* What to produce:
For this exercise, reproduce each entry below exactly, excluding pictures.
┏━━
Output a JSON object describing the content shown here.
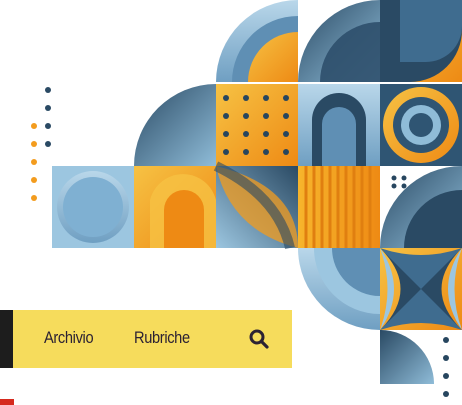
{
  "nav": {
    "links": [
      {
        "label": "Archivio"
      },
      {
        "label": "Rubriche"
      }
    ],
    "search_icon": "search-icon"
  },
  "colors": {
    "nav_background": "#f6dc5c",
    "nav_text": "#2c2233",
    "pattern_navy": "#27465f",
    "pattern_steel": "#3f6c8f",
    "pattern_sky": "#8fbcd8",
    "pattern_orange": "#f39c1e",
    "pattern_yellow": "#f6c244",
    "accent_red": "#d62a1e"
  }
}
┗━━
* Solution:
Output a JSON object describing the content shown here.
{
  "nav": {
    "links": [
      {
        "label": "Archivio"
      },
      {
        "label": "Rubriche"
      }
    ],
    "search_icon": "search-icon"
  },
  "colors": {
    "nav_background": "#f6dc5c",
    "nav_text": "#2c2233",
    "pattern_navy": "#27465f",
    "pattern_steel": "#3f6c8f",
    "pattern_sky": "#8fbcd8",
    "pattern_orange": "#f39c1e",
    "pattern_yellow": "#f6c244",
    "accent_red": "#d62a1e"
  }
}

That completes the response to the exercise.